I have been very reflective during the trip, and tonight and on my 6-mile run this evening I thought about how these pieces of people’s lives were ripped and torn and literally thrown all over the place. Making the neighborhoods and yards look clean and neat brought hope to people. Many people honked when they drove by and gave the thumbs up, and thanked us for caring about their city and their lives. Tonight as I ran, I realized that why I was so drawn to the broken glass and picking up the broken pieces of people’s lives - the garbage - was that was what divorce does. It takes a family and it tears it and rips it and throws the pieces all over the place. My life and my family was torn apart, both my own when I was a child and my family now.
It’s been four years, and I’m still recovering from the pain – pain I caused myself, pain I caused Matt, and my children, and pain that I myself endured through various events. I went through the most difficult challenge of my adult life during those years at the beginning. It was a tragedy, and I needed someone to just wrap their arms around me, and to reach out to me and let me know I was loved and forgiven. No one did (at the church), except – of all people – my ex-husband.

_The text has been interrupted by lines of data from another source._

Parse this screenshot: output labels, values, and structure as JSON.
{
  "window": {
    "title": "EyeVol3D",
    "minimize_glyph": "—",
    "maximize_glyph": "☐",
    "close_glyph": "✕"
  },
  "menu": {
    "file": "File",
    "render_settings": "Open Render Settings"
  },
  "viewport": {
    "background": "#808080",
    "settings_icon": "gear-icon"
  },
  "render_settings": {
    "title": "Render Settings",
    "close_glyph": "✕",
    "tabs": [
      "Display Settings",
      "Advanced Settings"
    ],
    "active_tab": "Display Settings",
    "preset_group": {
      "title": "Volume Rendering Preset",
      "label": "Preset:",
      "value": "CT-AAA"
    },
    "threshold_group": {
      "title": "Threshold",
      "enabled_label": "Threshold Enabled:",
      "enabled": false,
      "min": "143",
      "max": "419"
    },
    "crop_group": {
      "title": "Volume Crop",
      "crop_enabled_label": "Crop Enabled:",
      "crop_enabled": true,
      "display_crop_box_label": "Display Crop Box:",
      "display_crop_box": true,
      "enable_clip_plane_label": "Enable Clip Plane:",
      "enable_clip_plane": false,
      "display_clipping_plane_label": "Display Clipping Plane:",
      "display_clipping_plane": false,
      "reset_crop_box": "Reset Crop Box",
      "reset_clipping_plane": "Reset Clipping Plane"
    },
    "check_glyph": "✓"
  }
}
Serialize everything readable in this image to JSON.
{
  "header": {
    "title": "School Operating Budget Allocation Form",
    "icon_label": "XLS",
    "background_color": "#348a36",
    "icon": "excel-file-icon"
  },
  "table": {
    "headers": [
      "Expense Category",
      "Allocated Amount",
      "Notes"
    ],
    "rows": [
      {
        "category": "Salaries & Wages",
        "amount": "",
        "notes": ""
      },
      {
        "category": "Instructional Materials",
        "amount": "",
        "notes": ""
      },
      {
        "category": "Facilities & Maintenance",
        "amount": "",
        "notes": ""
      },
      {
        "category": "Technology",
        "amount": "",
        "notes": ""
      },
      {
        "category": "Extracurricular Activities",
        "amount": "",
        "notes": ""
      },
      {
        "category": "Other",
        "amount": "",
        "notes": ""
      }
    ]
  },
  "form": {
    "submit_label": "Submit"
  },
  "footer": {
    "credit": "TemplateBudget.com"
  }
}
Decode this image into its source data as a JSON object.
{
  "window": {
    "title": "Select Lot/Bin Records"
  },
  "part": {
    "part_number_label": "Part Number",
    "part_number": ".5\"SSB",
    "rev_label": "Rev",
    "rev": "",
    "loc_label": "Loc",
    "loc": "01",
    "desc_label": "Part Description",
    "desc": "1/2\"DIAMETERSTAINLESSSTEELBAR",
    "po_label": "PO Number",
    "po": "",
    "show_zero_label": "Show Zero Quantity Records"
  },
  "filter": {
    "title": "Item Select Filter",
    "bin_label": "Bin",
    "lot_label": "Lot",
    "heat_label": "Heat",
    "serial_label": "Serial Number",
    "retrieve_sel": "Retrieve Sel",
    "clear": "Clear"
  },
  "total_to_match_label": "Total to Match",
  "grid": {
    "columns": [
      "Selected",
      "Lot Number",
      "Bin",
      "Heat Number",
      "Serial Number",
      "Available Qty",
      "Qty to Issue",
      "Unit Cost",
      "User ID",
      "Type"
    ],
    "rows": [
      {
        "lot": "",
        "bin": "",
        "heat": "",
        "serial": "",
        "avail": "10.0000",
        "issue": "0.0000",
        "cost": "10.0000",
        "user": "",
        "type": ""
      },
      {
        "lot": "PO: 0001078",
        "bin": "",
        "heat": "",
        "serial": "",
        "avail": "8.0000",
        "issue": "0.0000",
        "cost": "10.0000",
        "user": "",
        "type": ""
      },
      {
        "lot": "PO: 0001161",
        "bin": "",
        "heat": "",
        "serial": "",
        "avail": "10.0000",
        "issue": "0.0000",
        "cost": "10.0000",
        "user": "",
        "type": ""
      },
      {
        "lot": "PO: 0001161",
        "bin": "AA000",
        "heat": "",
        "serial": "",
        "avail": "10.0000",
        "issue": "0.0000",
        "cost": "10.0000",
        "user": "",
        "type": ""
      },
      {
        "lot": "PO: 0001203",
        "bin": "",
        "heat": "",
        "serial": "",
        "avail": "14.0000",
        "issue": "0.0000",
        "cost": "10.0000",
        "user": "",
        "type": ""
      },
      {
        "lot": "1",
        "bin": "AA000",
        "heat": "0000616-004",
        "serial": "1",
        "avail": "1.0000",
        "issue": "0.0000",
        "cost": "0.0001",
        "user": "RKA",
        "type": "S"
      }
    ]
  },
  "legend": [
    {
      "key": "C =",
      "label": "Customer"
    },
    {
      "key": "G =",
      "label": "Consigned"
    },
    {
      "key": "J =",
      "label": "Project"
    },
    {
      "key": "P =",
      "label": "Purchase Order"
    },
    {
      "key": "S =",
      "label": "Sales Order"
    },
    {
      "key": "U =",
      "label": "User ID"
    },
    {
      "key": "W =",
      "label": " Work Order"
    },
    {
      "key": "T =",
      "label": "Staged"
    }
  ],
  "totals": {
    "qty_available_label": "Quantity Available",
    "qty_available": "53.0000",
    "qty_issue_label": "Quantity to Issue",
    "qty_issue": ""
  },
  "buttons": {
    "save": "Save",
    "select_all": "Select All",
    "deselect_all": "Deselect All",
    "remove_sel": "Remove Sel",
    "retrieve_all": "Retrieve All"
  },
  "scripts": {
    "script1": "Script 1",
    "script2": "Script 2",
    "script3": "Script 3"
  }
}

Now years later I can honestly say I am happier than I’ve ever been in my life, and yet I will always carry a sadness that this happened in my life. I am rebuilding my life, like the people in New Orleans have to rebuild theirs. There is rebirth in tragedy, and the pieces of broken glass and shattered homes can form something beautiful in time and truly give strength to the broken, if you are open to rebuilding and strengthening and taking wisdom from the pain.
Coming home tonight in the van, I just thought how much I wished I could have a hug. I wished we women would have hugged goodbye, or that we had hugged at the retreat. I came home to an empty house, and cried a little bit about the sadness and joy and craziness of life. Unlike many women I tend to like alone time and rarely feel lonely. But I will say there are times like these when I could really just use a hug. And just to know that someone cares enough to go out of their way to say so.
My full New Orleans photo gallery is online at http://wendeeholtcamp.com/NOLA/